The "Voluntary Disclosure Program" (VDP) refers to the Canadian Revenue Agency's (CRA) allowance to correct mistakes and incomplete or withheld information on your previous tax returns. Voluntarily disclosing this information prevents the taxpayer from being penalized or prosecuted in any way. These disclosures can be made on income taxes and goods and services taxes. The VDP promotes compliance with tax laws by allowing taxpayers to come forward to correct mistakes without penalization. However, this program is in no way meant to encourage taxpayers to intentionally avoid legal obligations regarding taxes. To prevent taxpayers from intentionally defrauding the CRA, the taxpayer must submit details of the inaccuracies with their disclosure, and the CRA must deem this claim valid.

The Voluntary Disclosure Program provides a simple way for a taxpayer to correct previous tax forms. A taxpayer may refer to an individual, a business, or a trust. The RC199 form can be found on the Canadian Revenue Agency's (CRA) website. Along with this form, disclosures need to be recorded in writing. These disclosures should be detailed, and it is always a good idea to sign the letter while witnessed by a notary public. If the taxpayer prefers, an authorized representative may make the disclosure; if the Form T1013 ("Authorizing or Cancelling a Representative") has not been submitted to the CRA, this form must also be submitted with the disclosure. With all of items necessary for the disclosure complete, it is as simple as submitting these to the taxpayer's local tax center.

The Voluntary Disclosure Program (VDP) provides a simple way for a taxpayer to correct previous tax forms. A taxpayer may refer to an individual, a business, or a trust. The RC199 form can be found on the Canadian Revenue Agency's (CRA) website. Along with this form, disclosures need to be recorded in writing. These disclosures should be detailed, and it is always a good idea to sign the letter while witnessed by a notary public. If the taxpayer prefers, an authorized representative may make the disclosure; if the Form T1013 ("Authorizing or Cancelling a Representative") has not been submitted to the CRA, this form must also be submitted with the disclosure. The taxpayer has two choices to submit the disclosure: 'name' or 'no name.' A named disclosure is a disclosure on which the taxpayer's identification is clearly stated on the initial statement. A no name disclosure is useful for taxpayers who are not sure whether they want to proceed with the VDP. A no name disclosure allows the taxpayer to communicate informally, and in a non-binding manner, with a VDP officer. A taxpayer may decide to move forward with the voluntary disclosure after this communication with the VDP officer. If the taxpayer has already submitted all required documents for the VDP, the CRA can review the disclosure and provide advice. This advice is only binding, however, if, once the identity of the taxpayer is revealed, there is no discrepancy in the information. If a taxpayer submits a no name disclosure and then decides not to proceed with the disclosure, the taxpayer still runs the risk of the CRA finding the issue in the tax return, and the taxpayer would still be liable for any penalties or prosecution levied against them. Additionally, the taxpayer is only protected from penalty and prosecution for the disclosures they have made. If there is more than one (non-correlated) inaccuracy in a tax return, and the disclosure is only made for one issue, the taxpayer may still be penalized for any other inaccuracies.

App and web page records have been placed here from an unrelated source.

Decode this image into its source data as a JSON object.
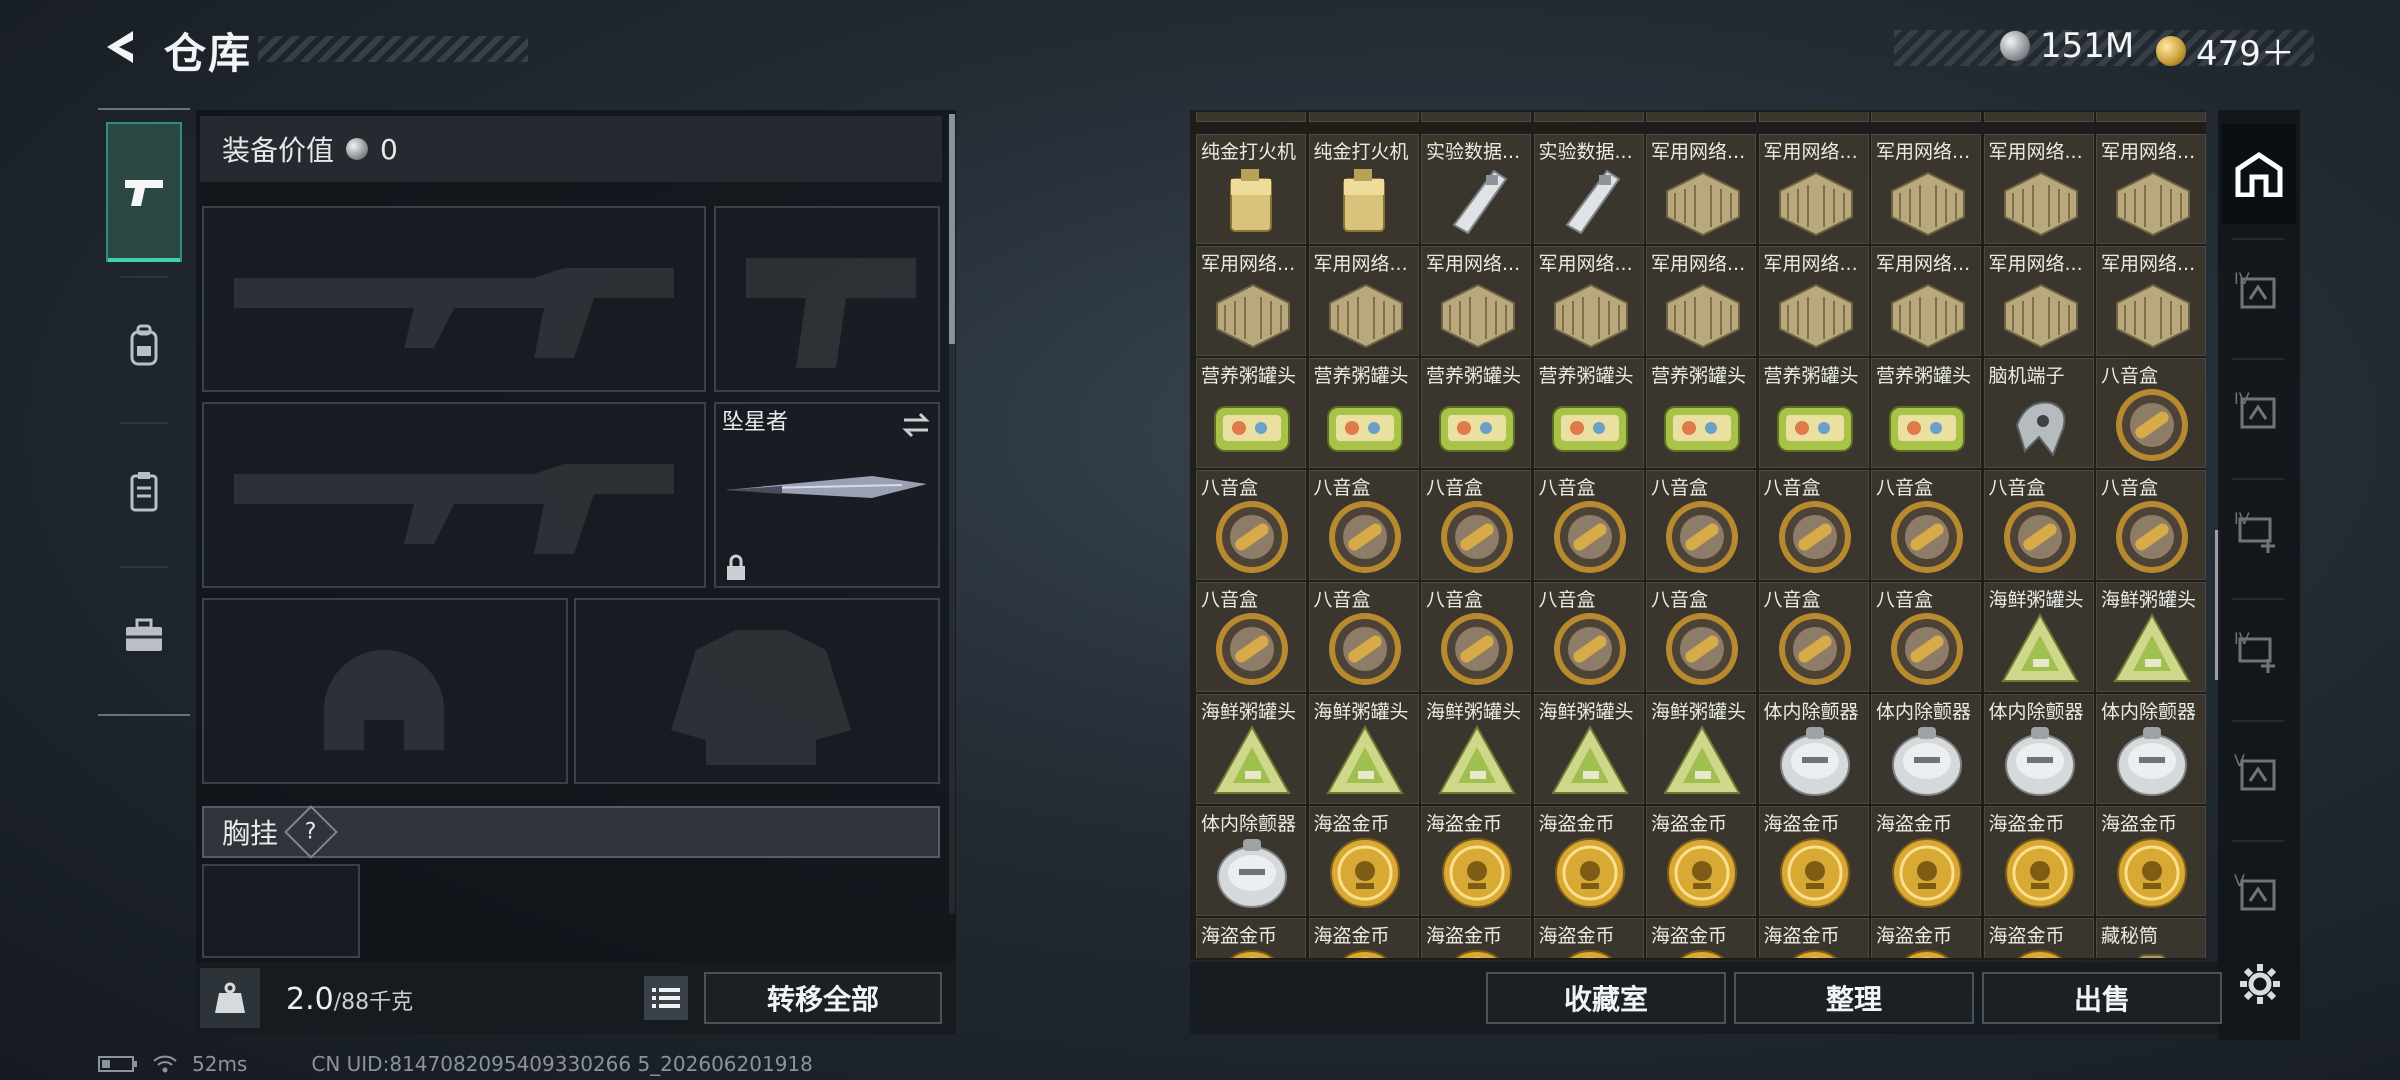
{
  "header": {
    "title": "仓库",
    "currency_silver": "151M",
    "currency_gold": "479＋"
  },
  "equipment": {
    "value_label": "装备价值",
    "value": "0",
    "melee_name": "坠星者",
    "chest_label": "胸挂",
    "chest_help": "?"
  },
  "footer_left": {
    "weight_current": "2.0",
    "weight_max": "/88千克",
    "transfer_all": "转移全部"
  },
  "footer_right": {
    "collection": "收藏室",
    "organize": "整理",
    "sell": "出售"
  },
  "status": {
    "ping": "52ms",
    "uid": "CN UID:8147082095409330266 5_202606201918"
  },
  "stash": {
    "rows": [
      [
        "纯金打火机",
        "纯金打火机",
        "实验数据...",
        "实验数据...",
        "军用网络...",
        "军用网络...",
        "军用网络...",
        "军用网络...",
        "军用网络..."
      ],
      [
        "军用网络...",
        "军用网络...",
        "军用网络...",
        "军用网络...",
        "军用网络...",
        "军用网络...",
        "军用网络...",
        "军用网络...",
        "军用网络..."
      ],
      [
        "营养粥罐头",
        "营养粥罐头",
        "营养粥罐头",
        "营养粥罐头",
        "营养粥罐头",
        "营养粥罐头",
        "营养粥罐头",
        "脑机端子",
        "八音盒"
      ],
      [
        "八音盒",
        "八音盒",
        "八音盒",
        "八音盒",
        "八音盒",
        "八音盒",
        "八音盒",
        "八音盒",
        "八音盒"
      ],
      [
        "八音盒",
        "八音盒",
        "八音盒",
        "八音盒",
        "八音盒",
        "八音盒",
        "八音盒",
        "海鲜粥罐头",
        "海鲜粥罐头"
      ],
      [
        "海鲜粥罐头",
        "海鲜粥罐头",
        "海鲜粥罐头",
        "海鲜粥罐头",
        "海鲜粥罐头",
        "体内除颤器",
        "体内除颤器",
        "体内除颤器",
        "体内除颤器"
      ],
      [
        "体内除颤器",
        "海盗金币",
        "海盗金币",
        "海盗金币",
        "海盗金币",
        "海盗金币",
        "海盗金币",
        "海盗金币",
        "海盗金币"
      ],
      [
        "海盗金币",
        "海盗金币",
        "海盗金币",
        "海盗金币",
        "海盗金币",
        "海盗金币",
        "海盗金币",
        "海盗金币",
        "藏秘筒"
      ]
    ],
    "tab_labels": [
      "IV",
      "IV",
      "IV",
      "IV",
      "V",
      "V"
    ]
  },
  "colors": {
    "accent": "#3fd3a5",
    "stash_cell": "#3a352d"
  }
}
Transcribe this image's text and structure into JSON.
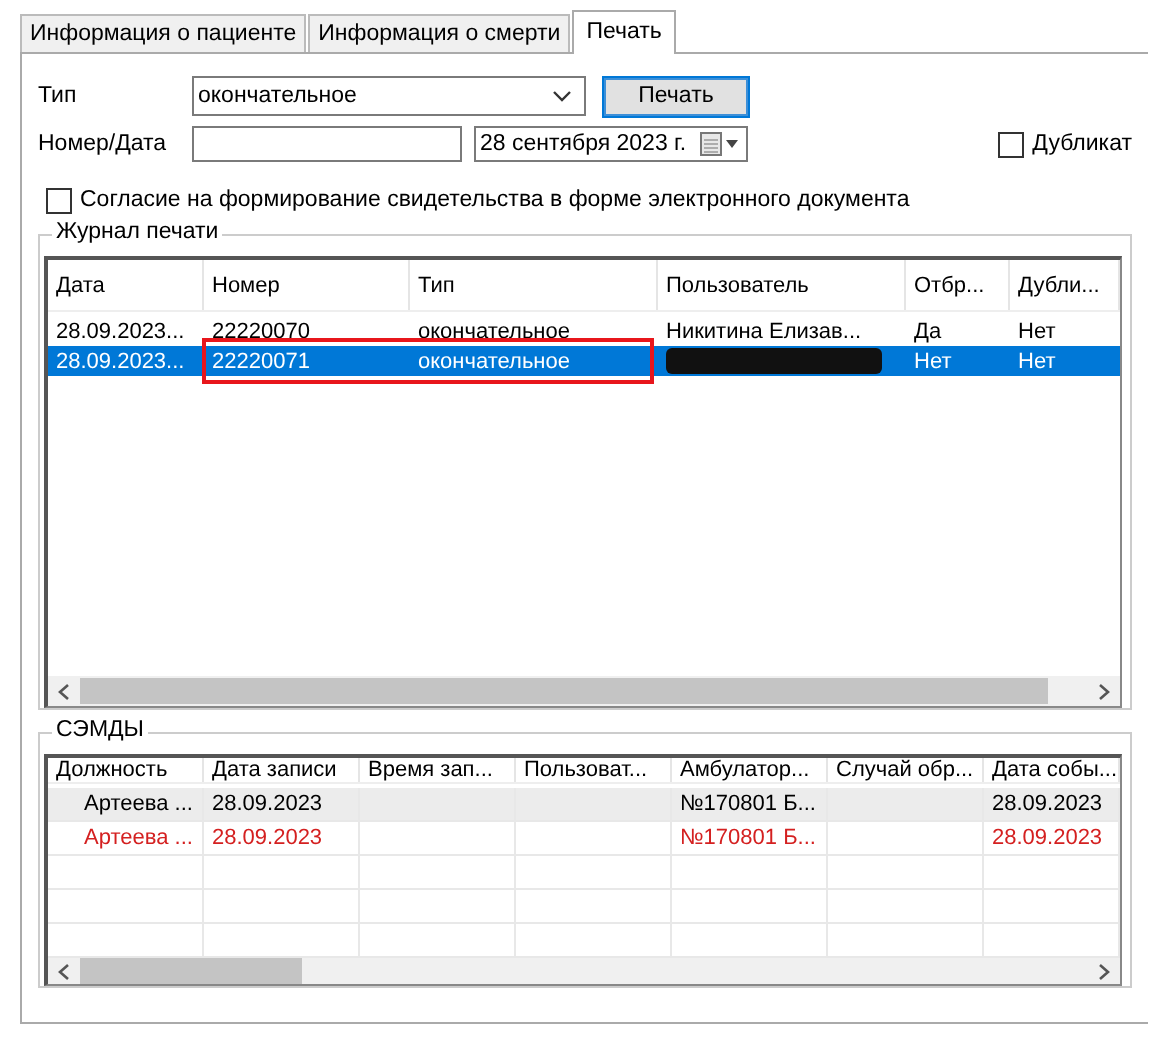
{
  "tabs": [
    {
      "label": "Информация о пациенте",
      "selected": false
    },
    {
      "label": "Информация о смерти",
      "selected": false
    },
    {
      "label": "Печать",
      "selected": true
    }
  ],
  "form": {
    "type_label": "Тип",
    "type_value": "окончательное",
    "print_button": "Печать",
    "number_label": "Номер/Дата",
    "date_value": "28 сентября 2023 г.",
    "duplicate": {
      "label": "Дубликат",
      "checked": false
    },
    "consent": {
      "label": "Согласие на формирование свидетельства в форме электронного документа",
      "checked": false
    }
  },
  "print_log": {
    "title": "Журнал печати",
    "columns": [
      "Дата",
      "Номер",
      "Тип",
      "Пользователь",
      "Отбр...",
      "Дубли..."
    ],
    "rows": [
      {
        "selected": false,
        "redacted": false,
        "cells": [
          "28.09.2023...",
          "22220070",
          "окончательное",
          "Никитина Елизав...",
          "Да",
          "Нет"
        ]
      },
      {
        "selected": true,
        "redacted": true,
        "cells": [
          "28.09.2023...",
          "22220071",
          "окончательное",
          "",
          "Нет",
          "Нет"
        ]
      }
    ]
  },
  "semd": {
    "title": "СЭМДЫ",
    "columns": [
      "Должность",
      "Дата записи",
      "Время зап...",
      "Пользоват...",
      "Амбулатор...",
      "Случай обр...",
      "Дата собы..."
    ],
    "rows": [
      {
        "selected": true,
        "color": "#000000",
        "cells": [
          "Артеева ...",
          "28.09.2023",
          "",
          "",
          "№170801 Б...",
          "",
          "28.09.2023"
        ]
      },
      {
        "selected": false,
        "color": "#d42020",
        "cells": [
          "Артеева ...",
          "28.09.2023",
          "",
          "",
          "№170801 Б...",
          "",
          "28.09.2023"
        ]
      }
    ]
  }
}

With all of items necessary for the disclosure complete, it is as simple as submitting these to the taxpayer's local tax center. While the claim is being reviewed, the CRA may request additional information. Any information not provided within the stipulated timeframe, the claim may be deemed incomplete and therefore invalid. When a claim is found to be valid, the taxpayer is still responsible for any taxes and/or charges owed. While interest is still owed, the Minister may grant partial relief for anything other than the most recent three years of returns. For income tax returns filed after 2005, there is a 10-year limitation on the relief the Minister may grant. For example, if voluntary disclosure is submitted in 2007 for a tax return filed in 1992, interest relief may only be granted for years between 1997 and 2007. However, the Minister is in no way required to grant interest relief. The Minister may make the decision to assess or not assess interest on a case-by-case basis. Claims that are not found to be valid have several options of redress. The taxpayer or authorized representative may request a second review of their file. This is done by contacting the director of the tax center where the decision was made. Should the result still be unfavorable to the taxpayer, the taxpayer is free to go through the judicial review process.